Small businesses in the informal sector are the prime movers of the economy and worst hit by the pandemic, but they are less likely to benefit from stimulus packages due to absence of a database and little access to banks.
Unemployment may rise and economic dynamism might be stymied unless the current situation of small and medium enterprises improves, business analysts have warned.
They voiced their concerns at an online dialogue yesterday as Business Initiative Leading Development (BUILD) revealed that 52 percent of SMEs had to stop operation after the shutdown enforced to slow coronavirus outbreak disrupted countrywide supply chains.
The government should come up with insights and guidance for small businesses searching for ways to cope with the operational stress generated by Covid-19, said BUILD Chairperson Abul Kasem Khan.
SMEs are the worst victims of the Covid-19 pandemic and a refinancing scheme can be a useful tool to improve access to finance for the SMEs, he added.
The dialogue on "Covid-19 Economic Crisis and SMEs of Bangladesh" was joined online by Industries Minister Nurul Majid Mahmud Humayun.
Speaking at the programme, Barrister Nihad Kabir, president of the Metropolitan Chamber of Commerce and Industry, said the small and medium sectors are often lumped under the same category without taking into account the gulf of difference in size between the two sectors.

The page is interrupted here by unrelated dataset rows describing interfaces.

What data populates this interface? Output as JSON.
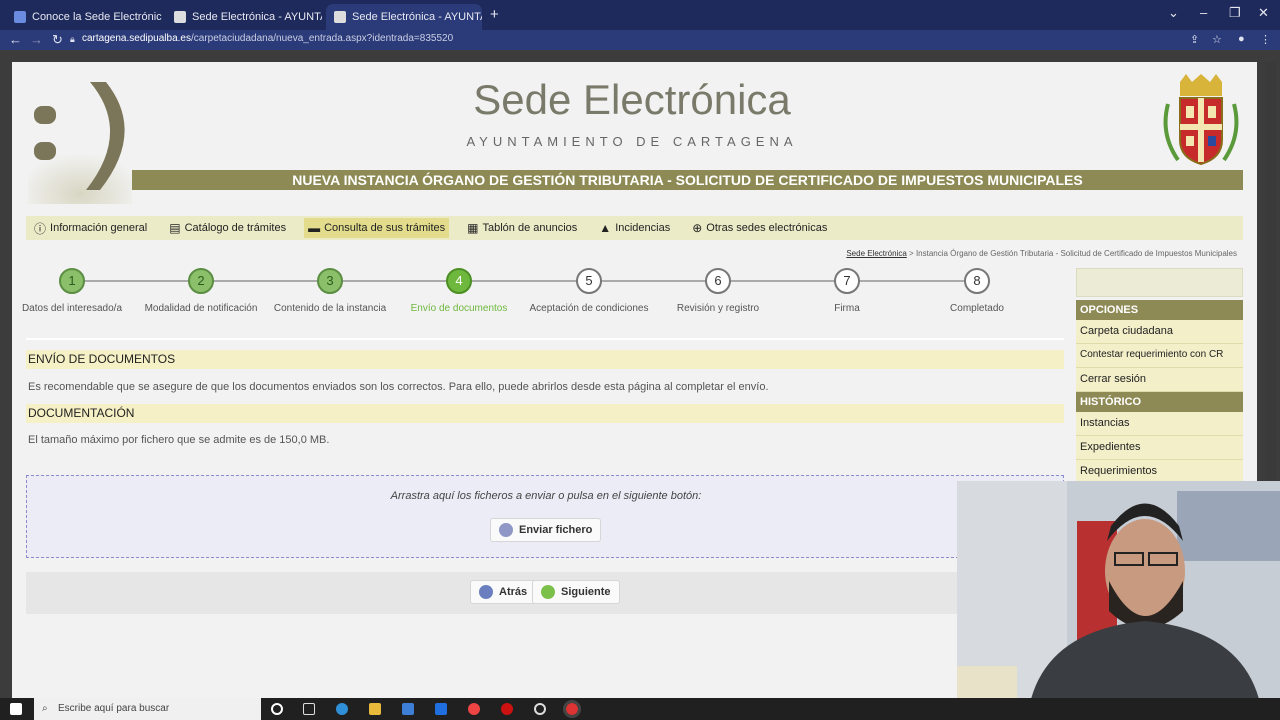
{
  "browser": {
    "tabs": [
      {
        "title": "Conoce la Sede Electrónica | Inf"
      },
      {
        "title": "Sede Electrónica - AYUNTAMIEN"
      },
      {
        "title": "Sede Electrónica - AYUNTAMIEN"
      }
    ],
    "url_domain": "cartagena.sedipualba.es",
    "url_path": "/carpetaciudadana/nueva_entrada.aspx?identrada=835520"
  },
  "header": {
    "site_title": "Sede Electrónica",
    "subtitle": "AYUNTAMIENTO DE CARTAGENA",
    "procedure_title": "NUEVA INSTANCIA ÓRGANO DE GESTIÓN TRIBUTARIA - SOLICITUD DE CERTIFICADO DE IMPUESTOS MUNICIPALES"
  },
  "menu": [
    {
      "label": "Información general",
      "icon": "info-icon"
    },
    {
      "label": "Catálogo de trámites",
      "icon": "document-icon"
    },
    {
      "label": "Consulta de sus trámites",
      "icon": "folder-icon"
    },
    {
      "label": "Tablón de anuncios",
      "icon": "board-icon"
    },
    {
      "label": "Incidencias",
      "icon": "warning-icon"
    },
    {
      "label": "Otras sedes electrónicas",
      "icon": "globe-icon"
    }
  ],
  "breadcrumb": {
    "home": "Sede Electrónica",
    "rest": "> Instancia Órgano de Gestión Tributaria - Solicitud de Certificado de Impuestos Municipales"
  },
  "steps": [
    {
      "num": "1",
      "label": "Datos del interesado/a"
    },
    {
      "num": "2",
      "label": "Modalidad de notificación"
    },
    {
      "num": "3",
      "label": "Contenido de la instancia"
    },
    {
      "num": "4",
      "label": "Envío de documentos"
    },
    {
      "num": "5",
      "label": "Aceptación de condiciones"
    },
    {
      "num": "6",
      "label": "Revisión y registro"
    },
    {
      "num": "7",
      "label": "Firma"
    },
    {
      "num": "8",
      "label": "Completado"
    }
  ],
  "current_step": 4,
  "main": {
    "section1_title": "ENVÍO DE DOCUMENTOS",
    "section1_text": "Es recomendable que se asegure de que los documentos enviados son los correctos. Para ello, puede abrirlos desde esta página al completar el envío.",
    "section2_title": "DOCUMENTACIÓN",
    "section2_text": "El tamaño máximo por fichero que se admite es de 150,0 MB.",
    "drop_text": "Arrastra aquí los ficheros a enviar o pulsa en el siguiente botón:",
    "send_button": "Enviar fichero",
    "back_button": "Atrás",
    "next_button": "Siguiente"
  },
  "sidebar": {
    "opciones_title": "OPCIONES",
    "opciones": [
      "Carpeta ciudadana",
      "Contestar requerimiento con CR",
      "Cerrar sesión"
    ],
    "historico_title": "HISTÓRICO",
    "historico": [
      "Instancias",
      "Expedientes",
      "Requerimientos"
    ]
  },
  "taskbar": {
    "search_placeholder": "Escribe aquí para buscar"
  },
  "colors": {
    "brand_olive": "#8e8a55",
    "step_done": "#8bbf6a",
    "step_current": "#6fb83e",
    "browser_blue": "#1f2a5c"
  }
}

"Small borrowers are unable to follow the regulations followed by medium or large borrowers. Only Tk30 crore was disbursed in the stimulus package of working capital for SMEs," she added.
Shams Mahmud, president of the Dhaka Chamber of Commerce of Industry, emphasised on exploring new opportunities to solve the crises faced by the SMEs.
"There should be a drive to attract more foreign direct investment in the coming days and to integrate the SMEs into the value chain through an SME linkage policy," he added.
Speakers said at the programme, in the absence of a database, SMEs cannot receive benefits from government stimulus packages.
Even these small entrepreneurs are not getting the cooperation of banks. This has created the risk that many SME entrepreneurs will be lost to the Covid-19 epidemic.
Now, in order to save SME entrepreneurs as well as to bring them under government financial incentives packages, a database and incentive loan disbursement policy must be formulated.
Dr Monzur Hossain, a senior research fellow of the Bangladesh Institute of Development Studies, said it should be recognised that while MSMEs are the main drivers of the economy of Bangladesh, they have received the hardest punch due to the pandemic.
"The stimulus package announced by the government for CMSMEs is undoubtedly a praiseworthy initiative, but the implementation process of this package needs to be more effective to reach the beneficiaries who may find it difficult to avail bank credit," he added.
Safiqul Islam, managing director of the SME Foundation, said the Covid-19 pandemic hit at a time when business expansion in Bangladesh was occurring very swiftly.
Now, the expansion of business, as a whole, and SMEs, in particular, has stopped due to the disruption of production owing to the prolonged lockdown, he added.
"This crisis can cause workforce layoffs in the SME sector which can greatly threaten the country's economy."
Asif Ibrahim, chairman of the Chittagong Stock Exchange, said the government set a good example of stimulus package disbursement to garment workers through mobile banking accounts, and similar efforts should be undertaken for disbursing SME credit.
Mentioning that it will be a serious challenge for the government to include the informal SME sector in formal and traditional financial channels, Rashedul Karim Munna, managing director of the Creation Ltd, said, "An SME database should be formulated to informally identify SMEs."
Industries Minister Nurul Majid Mahmud Humayun responded to the suggestions, acknowledging the need for a comprehensive database for the cottage, micro, small and medium enterprises (CMSME) sector.
He said a complete database will help the smooth distribution of credit to all affected CMSMEs under the stimulus package.
The minister also said under the Ministry of Industries and with the assistance of SME Foundation, a CMSME database can be prepared across the country.
The online dialogue was organised by Resurgent Bangladesh, an initiative to help the country's private sector in the context of Covid-19-led economic shocks.
Dr M Masrur Reaz, chairman of Policy Exchange, moderated the session and a number of SME entrepreneurs and policy experts spoke at the event.
Ferdaus Ara Begum, chief executive officer of BUILD, presented the findings in her keynote address.
She said due to the lockdown most businesses had been at a standstill for more than two months. They are now struggling to pay salaries to their employees and bear other related costs.
Ferdaus Ara said services industries took a heavy hit as they are unable to provide their services and generate revenue to sustain themselves; the entrepreneurs who are involved with boutiques, restaurant and beauty parlour business are experiencing massive losses.
Additionally, entrepreneurs lost the summer market along with the Bangla New Year and Eid-ul-Fitr market. They had invested a lot of money in the latter as they attribute the maximum number of sales in a year to this occasion.
Kohinoor Yeasmin, chief executive officer of Tranago, suggested development partners engage in a common platform to develop a grant for SME support. The government should take initiatives to introduce SME entrepreneurs to digital marketing platforms and engage the entrepreneurs in those spaces.